Abstract Details

Read the abstract and find the presentation below

Abstract Text

G2 - Immune Targeting and Approaches with Genetically-Modified Cells and Cell Therapies (Including CAR-T, CAR-NK, TCR editing)

836: THRIVETM Non-Viral Targeted Transgene Knock-In Platform Generates Specific and Potent TCR T Cell Products for the Treatment of Solid Cancers

Type: Poster Session

Poster Board Number: 836
Presentation Details
Session Title: Wednesday Posters: Immune Targeting and Approaches with Genetically-Modified Cells and Cell Therapies

Introduction: Selective and homogenous expression of oncogenic driver mutations such as KRASG12D and p53R175H make them ideal targets for cancer therapies. Adoptive T cell therapies with engineered T cell receptors (TCRs) recognizing mutated driver proteins have led to durable responses in patients with solid tumors. Lentiviral vector (LVV)-based T cell manufacturing suffers from limited cargo size, heterogeneous transgene expression, high manufacturing cost and complexity, and the potential for oncogenesis due to random genomic insertions. To overcome these challenges, we have developed THRIVETM, a non-viral, gene-editing-based T cell manufacturing platform that achieves high rates of targeted transgene insertion and robust cell expansion, and yields potent TCR T cell therapies. Methods and Results: An efficient and specific novel type V CRISPR-Cas system was used for targeted transgene knock-in (KI) at the TRAC locus via homology directed repair (HDR) in primary human CD4+ and CD8+ T cells. The optimized HDR template and engineering process achieved efficient KI and expression of multi-cistronic constructs up to 7 kb in size that included: 1) a TCR specific for an oncogenic driver mutation, 2) a CD8αβ coreceptor allowing for effective CD4+ T cell target recognition and stimulation, and 3) T cell function-enhancing synthetic fusion proteins. Unlike LVV-mediated random insertions, genotypic analysis of THRIVE-produced T cells showed targeted transgene insertion at the TRAC locus that also disrupted the endogenous TCRα chain, resulting in increased surface expression of the transgenic oncogene-specific TCR and enhanced antigen sensitivity.
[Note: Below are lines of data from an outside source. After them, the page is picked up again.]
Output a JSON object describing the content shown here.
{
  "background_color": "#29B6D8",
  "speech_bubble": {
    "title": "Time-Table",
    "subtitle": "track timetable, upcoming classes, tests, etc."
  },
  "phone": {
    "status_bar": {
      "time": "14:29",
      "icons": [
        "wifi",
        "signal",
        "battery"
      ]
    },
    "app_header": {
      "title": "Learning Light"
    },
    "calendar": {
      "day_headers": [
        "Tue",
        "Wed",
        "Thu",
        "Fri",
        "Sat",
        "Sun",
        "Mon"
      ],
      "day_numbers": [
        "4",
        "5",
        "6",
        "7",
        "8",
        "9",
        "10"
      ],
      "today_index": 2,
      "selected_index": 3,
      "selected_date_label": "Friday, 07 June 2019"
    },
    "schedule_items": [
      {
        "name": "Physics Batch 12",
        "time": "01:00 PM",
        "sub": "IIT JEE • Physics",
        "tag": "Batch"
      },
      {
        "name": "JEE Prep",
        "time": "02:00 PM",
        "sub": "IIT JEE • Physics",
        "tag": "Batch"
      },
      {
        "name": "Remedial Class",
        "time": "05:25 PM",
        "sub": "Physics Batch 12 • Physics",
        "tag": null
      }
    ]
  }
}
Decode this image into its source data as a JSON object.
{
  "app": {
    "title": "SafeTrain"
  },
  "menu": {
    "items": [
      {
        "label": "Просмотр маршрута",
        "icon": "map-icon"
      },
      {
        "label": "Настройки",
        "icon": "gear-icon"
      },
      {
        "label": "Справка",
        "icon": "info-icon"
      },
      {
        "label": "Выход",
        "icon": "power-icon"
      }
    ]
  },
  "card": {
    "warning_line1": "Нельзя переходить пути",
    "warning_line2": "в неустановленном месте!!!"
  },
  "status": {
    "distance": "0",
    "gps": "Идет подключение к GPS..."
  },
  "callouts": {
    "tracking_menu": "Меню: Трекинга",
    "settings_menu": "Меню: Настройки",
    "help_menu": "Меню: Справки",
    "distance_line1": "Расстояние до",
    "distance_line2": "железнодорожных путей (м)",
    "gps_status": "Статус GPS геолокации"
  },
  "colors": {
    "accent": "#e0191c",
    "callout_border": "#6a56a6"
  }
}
Thus, THRIVE gene-edited T cells demonstrated improved efficacy as compared to LVV-engineered T cells both in vitro during repeat tumor cell challenges and in vivo after single administration in mice harboring tumor xenografts. Gene-editing safety evaluation demonstrated specificity with no off-target activity in high sensitivity (~0.1%) NGS-based analyses or any gene-editing-related chromosomal rearrangements. When evaluated at expected clinical scale, the THRIVE platform yielded up to 50% transgene-positive T cells that showed a favorable T stem cell memory/ T central memory phenotype and >50-fold expansion achieving anticipated dose levels for clinical trials. Conclusion: The non-viral targeted knock-in platform, THRIVE, enables safe and cost-effective T cell engineering with high efficiency. THRIVE-engineered oncogene driver-specific TCR T cells demonstrated superior cytotoxicity against tumor cells relative to LVV-engineered cells both in vitro and in vivo. These data support the clinical readiness and advancement of the THRIVE platform for engineering TCR T cell therapy for the treatment of advanced solid malignancies.

Plain Language Summary
We are developing therapies to treat difficult to cure solid cancers such as pancreatic and colorectal cancer. We utilize body’s own fighter immune cells and program them to identify the cancer cells that bear cancer-causing genes. These programmed fighter cells can find and kill cancer cells in the body. We describe our approach, THRIVETM, to manufacture these programmed fighter cells. Within the THRIVE platform, we insert the therapeutic genes in the fighter cells in an efficient and safe way and grow these cells. In lab setting, we show that our programmed cells kill cancer cells efficiently and spare the normal non-cancer cells. As next steps, we show that we can manufacture these programmed fighter cells in sufficient numbers to potentially allow us to treat patients in clinic. Excited by our results, we plan to test our therapy in patients suffering from devastating solid cancers.

Santosh Narayan1, Nathaniel Swanson1, Allison Drain1, Ken Gareau1, Nicholas Rouillard1, Jinsheng Liang1, Hui-Wen Liu1, Lauren Brown1, Rebecca Lamothe2, Philip D. Greenberg3, Christopher A. Klebanoff4, Ankit Gupta1, Damien Hallet1, Gary Shapiro1, Kim Nguyen1, Loic Vincent1

1Affini-T Therapeutics, Watertown, MA,2Metagenomi Inc., Emeryville, CA,3Program in Immunology and Translational Science and Therapeutics Division, Fred Hutchinson Cancer Research Center, Seattle, WA,4Memorial Sloan Kettering Cancer Center, New York, NY"

Find This Session

This site uses cookies to offer you a better user experience and to analyze site traffic. By continuing to use this website, you accept our use of cookies.